    2. Longevity- SSD have a set limit to how many times the drive can be written to. In practice this limit hasn't been easy to reach for most computing uses save for high end Enterprise. SSD uses wear leveling to move data around to areas where there haven't been much write traffic.



    256GB is plenty for me, as I have a few external storage for most of my important files. About the Longevity, I'm still iffy on the life of these SSDs. Yes they have a set limit, but do you think it would be something I'd find myself experiencing in regular everyday use? I plan to get 3-4 years out of this notebook, that would easily be possible using the SSD, correct?



    Thanks for your response hmurchison, very helpful! [:
  • Reply 3 of 5
    hmurchisonhmurchison Posts: 12,129member
    Quote:
    Originally Posted by Scott.S View Post


    256GB is plenty for me, as I have a few external storage for most of my important files. About the Longevity, I'm still iffy on the life of these SSDs. Yes they have a set limit, but do you think it would be something I'd find myself experiencing in regular everyday use? I plan to get 3-4 years out of this notebook, that would easily be possible using the SSD, correct?



    Thanks for your response hmurchison, very helpful! [:



    SSD haven't been in the market at today's sizing to get a more clear picture though I will say that I've read that Wear Leveling really doesn't become to pay dividends until you hit about 256GB.

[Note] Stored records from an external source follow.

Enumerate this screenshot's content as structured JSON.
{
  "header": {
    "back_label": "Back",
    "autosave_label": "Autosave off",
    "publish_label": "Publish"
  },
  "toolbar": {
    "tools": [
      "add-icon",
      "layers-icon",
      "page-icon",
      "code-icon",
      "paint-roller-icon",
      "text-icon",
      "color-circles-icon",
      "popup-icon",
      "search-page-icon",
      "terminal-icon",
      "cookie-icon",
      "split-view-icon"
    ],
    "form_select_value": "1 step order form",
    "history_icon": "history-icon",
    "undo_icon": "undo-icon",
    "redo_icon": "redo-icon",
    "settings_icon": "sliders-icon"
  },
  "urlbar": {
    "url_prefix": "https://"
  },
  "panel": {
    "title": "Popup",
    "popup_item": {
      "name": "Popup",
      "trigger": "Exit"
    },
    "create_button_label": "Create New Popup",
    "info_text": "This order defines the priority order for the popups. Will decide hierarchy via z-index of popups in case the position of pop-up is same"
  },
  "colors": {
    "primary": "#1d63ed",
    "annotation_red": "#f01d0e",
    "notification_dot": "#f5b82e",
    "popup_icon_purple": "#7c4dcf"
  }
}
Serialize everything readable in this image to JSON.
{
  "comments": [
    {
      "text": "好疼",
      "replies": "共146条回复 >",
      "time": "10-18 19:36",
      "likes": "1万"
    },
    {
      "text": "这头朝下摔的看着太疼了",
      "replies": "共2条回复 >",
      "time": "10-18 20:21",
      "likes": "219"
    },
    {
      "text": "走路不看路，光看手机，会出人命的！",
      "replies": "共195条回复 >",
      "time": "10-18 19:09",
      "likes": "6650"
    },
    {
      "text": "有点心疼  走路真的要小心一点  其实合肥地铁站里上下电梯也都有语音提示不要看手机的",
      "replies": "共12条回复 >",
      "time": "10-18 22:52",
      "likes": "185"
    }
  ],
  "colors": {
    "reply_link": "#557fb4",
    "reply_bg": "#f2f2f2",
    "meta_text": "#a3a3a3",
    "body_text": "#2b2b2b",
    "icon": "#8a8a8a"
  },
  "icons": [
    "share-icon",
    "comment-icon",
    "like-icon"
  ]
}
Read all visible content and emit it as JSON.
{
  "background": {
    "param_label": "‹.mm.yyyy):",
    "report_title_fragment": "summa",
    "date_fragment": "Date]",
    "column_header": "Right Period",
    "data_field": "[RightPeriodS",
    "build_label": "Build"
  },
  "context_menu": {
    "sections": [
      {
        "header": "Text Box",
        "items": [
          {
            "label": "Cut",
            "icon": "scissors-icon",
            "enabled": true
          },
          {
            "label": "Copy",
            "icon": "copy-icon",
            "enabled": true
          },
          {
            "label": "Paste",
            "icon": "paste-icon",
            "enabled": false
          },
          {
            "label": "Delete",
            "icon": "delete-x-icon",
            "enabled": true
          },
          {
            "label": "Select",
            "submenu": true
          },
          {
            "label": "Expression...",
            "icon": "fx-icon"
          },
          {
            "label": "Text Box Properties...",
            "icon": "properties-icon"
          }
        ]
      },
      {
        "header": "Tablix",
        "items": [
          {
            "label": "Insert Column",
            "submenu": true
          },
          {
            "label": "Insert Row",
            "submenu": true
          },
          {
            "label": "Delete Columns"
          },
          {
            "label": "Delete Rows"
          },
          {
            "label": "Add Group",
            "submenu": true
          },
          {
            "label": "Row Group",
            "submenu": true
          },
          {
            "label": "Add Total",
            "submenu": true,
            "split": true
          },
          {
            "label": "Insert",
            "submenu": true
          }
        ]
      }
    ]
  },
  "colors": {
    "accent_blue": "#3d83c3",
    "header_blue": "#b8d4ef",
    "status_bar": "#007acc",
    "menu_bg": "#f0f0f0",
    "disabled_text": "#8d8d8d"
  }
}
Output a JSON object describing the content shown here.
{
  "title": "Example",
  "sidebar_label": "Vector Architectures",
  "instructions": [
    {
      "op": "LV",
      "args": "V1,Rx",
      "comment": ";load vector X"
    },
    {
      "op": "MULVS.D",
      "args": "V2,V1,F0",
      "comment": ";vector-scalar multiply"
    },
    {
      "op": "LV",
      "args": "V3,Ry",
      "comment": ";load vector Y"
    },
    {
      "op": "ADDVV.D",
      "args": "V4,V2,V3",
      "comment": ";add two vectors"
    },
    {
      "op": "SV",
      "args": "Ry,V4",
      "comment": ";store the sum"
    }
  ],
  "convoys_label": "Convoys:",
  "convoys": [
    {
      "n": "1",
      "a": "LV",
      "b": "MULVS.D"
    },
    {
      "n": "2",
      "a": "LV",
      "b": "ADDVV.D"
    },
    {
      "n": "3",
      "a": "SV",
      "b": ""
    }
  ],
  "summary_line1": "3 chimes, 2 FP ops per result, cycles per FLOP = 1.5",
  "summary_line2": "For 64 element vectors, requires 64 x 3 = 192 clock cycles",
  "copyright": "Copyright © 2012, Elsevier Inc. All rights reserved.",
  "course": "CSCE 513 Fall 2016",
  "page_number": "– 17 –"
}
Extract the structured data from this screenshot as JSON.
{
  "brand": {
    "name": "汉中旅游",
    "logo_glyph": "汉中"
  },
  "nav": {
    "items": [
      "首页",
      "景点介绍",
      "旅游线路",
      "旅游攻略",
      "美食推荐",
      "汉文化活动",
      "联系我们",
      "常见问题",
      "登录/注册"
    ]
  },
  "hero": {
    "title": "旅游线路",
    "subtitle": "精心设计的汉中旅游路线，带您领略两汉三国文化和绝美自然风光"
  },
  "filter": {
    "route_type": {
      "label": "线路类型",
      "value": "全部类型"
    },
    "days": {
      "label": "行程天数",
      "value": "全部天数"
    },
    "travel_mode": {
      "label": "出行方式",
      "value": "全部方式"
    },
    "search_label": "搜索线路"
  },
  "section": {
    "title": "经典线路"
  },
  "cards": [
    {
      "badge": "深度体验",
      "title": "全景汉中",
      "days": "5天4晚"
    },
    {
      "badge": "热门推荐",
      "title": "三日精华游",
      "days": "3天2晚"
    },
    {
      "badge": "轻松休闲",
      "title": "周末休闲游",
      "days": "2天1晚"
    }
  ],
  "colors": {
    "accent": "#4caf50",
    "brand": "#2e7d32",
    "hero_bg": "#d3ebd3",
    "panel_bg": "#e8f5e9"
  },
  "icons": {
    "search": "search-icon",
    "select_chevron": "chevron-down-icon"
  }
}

    I think under normal computing use we're not going to see many consumers hitting the write limits on the larger drives. I think you'd likely hit that 3-4 years with little problem.
  • Reply 4 of 5
    kalikali Posts: 634member
    I'm also on the verge of buying one new MBP 15" with the 256 MB SSD. The writes limit is a concern to me.



    Just to be sure, is there any limit on the number of reads too ?



    I'll be using the MBP for heavy graphical presentations in the classroom (large textures, high resolution 3D models, etc).
  • Reply 5 of 5
    hmurchisonhmurchison Posts: 12,129member
    Quote:
    Originally Posted by Kali View Post


    I'm also on the verge of buying one new MBP 15" with the 256 MB SSD. The writes limit is a concern to me.



    Just to be sure, is there any limit on the number of reads too ?



    I'll be using the MBP for heavy graphical presentations in the classroom (large textures, high resolution 3D models, etc).



    No limit on reads.



    http://www.tomshardware.com/reviews/...SD,2012-5.html



    Quote:

    The capacity used in the equation equals the typical data written per day (20 GB of data in this example) over five years. Intel rounded up the 36.5 TB result to 40. If you look at the results, you?ll understand Intel?s statement about drastically improved wear, while these features certainly also help to avoid random writes and to maximize performance.



    20GB a day and the Intel drives will still write for years. I know I don't come close to writing 20GB a day. These numbers should improve as Intel and others increase the size of the SSD as well.
Sign In or Register to comment.